======== Dataset excerpts

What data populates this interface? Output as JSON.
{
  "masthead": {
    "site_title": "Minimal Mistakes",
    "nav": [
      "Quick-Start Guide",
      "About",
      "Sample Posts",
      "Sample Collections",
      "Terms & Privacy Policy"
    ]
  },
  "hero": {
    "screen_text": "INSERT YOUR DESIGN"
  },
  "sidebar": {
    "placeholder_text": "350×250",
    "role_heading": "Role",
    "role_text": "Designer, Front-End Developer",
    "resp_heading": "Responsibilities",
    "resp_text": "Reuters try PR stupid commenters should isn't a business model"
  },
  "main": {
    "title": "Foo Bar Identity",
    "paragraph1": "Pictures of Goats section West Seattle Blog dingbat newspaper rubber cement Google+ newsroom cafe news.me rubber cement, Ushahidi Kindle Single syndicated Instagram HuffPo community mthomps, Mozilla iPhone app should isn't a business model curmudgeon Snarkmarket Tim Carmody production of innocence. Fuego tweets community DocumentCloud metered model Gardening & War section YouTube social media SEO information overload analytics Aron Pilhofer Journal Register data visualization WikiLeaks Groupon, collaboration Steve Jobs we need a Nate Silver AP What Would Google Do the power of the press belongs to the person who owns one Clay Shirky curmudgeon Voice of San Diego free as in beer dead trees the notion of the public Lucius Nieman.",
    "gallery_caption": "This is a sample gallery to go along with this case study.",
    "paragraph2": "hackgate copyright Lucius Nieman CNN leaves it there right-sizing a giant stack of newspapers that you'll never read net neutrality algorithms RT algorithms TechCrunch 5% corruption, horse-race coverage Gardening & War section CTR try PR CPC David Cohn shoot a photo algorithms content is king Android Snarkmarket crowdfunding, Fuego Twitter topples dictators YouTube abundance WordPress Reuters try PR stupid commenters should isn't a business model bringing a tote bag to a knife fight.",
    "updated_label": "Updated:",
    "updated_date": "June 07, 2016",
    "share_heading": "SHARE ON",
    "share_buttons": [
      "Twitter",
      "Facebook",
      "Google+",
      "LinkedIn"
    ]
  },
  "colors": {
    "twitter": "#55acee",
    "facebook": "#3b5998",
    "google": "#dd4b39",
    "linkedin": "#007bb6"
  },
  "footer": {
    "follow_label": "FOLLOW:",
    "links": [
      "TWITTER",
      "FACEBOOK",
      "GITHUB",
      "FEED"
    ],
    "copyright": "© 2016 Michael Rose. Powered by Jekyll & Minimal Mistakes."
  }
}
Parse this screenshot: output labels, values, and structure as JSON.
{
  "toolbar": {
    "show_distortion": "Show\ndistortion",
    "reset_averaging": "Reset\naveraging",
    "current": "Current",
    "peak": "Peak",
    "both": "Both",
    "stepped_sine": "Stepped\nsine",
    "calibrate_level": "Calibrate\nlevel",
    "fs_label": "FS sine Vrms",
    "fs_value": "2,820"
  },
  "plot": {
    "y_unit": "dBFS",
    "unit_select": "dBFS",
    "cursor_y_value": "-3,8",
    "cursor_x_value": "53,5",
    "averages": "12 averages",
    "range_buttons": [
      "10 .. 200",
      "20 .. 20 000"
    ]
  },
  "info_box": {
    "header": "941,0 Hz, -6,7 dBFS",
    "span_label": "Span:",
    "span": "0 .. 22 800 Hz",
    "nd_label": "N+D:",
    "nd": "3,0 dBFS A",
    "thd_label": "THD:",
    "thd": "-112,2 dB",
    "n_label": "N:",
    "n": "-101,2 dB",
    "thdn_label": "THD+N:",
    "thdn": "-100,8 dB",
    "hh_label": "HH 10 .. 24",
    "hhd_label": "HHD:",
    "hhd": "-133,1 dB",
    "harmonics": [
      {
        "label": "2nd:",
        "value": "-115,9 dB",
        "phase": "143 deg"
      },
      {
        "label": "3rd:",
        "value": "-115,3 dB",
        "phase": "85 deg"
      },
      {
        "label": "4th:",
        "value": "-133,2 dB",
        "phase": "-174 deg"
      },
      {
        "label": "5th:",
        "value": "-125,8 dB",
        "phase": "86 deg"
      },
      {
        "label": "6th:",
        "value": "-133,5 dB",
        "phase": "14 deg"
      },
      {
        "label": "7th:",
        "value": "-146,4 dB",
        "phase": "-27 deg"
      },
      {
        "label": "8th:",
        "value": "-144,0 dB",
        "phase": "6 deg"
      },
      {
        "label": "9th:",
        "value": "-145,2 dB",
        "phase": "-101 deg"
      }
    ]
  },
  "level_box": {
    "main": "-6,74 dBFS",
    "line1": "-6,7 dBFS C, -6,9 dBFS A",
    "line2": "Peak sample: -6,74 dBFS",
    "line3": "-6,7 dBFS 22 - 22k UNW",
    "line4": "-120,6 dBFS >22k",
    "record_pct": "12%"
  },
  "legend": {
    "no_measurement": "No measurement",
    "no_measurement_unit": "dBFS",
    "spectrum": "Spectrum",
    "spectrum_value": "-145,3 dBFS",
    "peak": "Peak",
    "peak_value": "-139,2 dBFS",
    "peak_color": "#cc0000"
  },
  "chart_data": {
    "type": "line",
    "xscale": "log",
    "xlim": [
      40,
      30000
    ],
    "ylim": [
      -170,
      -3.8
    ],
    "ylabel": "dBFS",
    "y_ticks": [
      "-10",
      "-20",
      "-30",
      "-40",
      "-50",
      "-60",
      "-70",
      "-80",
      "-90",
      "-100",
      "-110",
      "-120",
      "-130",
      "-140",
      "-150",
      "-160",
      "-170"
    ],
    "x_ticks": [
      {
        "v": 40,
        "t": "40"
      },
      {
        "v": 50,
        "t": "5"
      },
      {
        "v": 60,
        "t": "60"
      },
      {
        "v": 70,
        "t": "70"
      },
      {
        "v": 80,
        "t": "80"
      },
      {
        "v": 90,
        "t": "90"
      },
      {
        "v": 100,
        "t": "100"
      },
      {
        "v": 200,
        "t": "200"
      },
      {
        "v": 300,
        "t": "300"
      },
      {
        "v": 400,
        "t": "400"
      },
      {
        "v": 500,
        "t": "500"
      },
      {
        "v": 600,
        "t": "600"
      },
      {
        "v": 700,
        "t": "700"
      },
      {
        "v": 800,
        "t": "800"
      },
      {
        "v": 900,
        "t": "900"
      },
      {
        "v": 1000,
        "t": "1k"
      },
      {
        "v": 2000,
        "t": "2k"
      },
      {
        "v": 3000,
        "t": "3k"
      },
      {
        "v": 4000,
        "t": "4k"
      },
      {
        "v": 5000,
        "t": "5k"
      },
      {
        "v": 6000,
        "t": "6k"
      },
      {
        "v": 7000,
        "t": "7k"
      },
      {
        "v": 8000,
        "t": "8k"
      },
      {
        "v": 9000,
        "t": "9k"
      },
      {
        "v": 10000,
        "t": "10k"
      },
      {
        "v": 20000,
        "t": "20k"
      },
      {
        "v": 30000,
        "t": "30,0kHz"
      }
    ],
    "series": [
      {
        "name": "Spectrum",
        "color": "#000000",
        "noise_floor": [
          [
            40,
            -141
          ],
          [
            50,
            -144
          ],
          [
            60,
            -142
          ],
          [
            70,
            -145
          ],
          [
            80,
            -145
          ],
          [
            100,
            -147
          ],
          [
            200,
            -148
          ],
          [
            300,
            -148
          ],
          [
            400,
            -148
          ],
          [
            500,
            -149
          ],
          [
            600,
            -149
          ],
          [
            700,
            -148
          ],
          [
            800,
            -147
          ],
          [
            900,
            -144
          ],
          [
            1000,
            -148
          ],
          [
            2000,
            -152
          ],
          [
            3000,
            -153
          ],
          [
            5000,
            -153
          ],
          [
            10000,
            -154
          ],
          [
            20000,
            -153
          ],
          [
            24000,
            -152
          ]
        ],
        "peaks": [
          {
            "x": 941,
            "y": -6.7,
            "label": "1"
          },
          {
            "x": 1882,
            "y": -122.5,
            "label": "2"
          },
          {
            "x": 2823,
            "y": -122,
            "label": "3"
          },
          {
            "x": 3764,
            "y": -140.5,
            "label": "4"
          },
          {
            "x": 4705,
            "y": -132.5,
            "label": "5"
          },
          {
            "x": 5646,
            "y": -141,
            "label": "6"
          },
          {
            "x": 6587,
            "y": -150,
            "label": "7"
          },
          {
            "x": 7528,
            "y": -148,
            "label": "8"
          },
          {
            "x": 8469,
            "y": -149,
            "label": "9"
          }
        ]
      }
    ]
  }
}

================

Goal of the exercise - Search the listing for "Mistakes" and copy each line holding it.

Task output -
    "site_title": "Minimal Mistakes",
    "copyright": "© 2016 Michael Rose. Powered by Jekyll & Minimal Mistakes."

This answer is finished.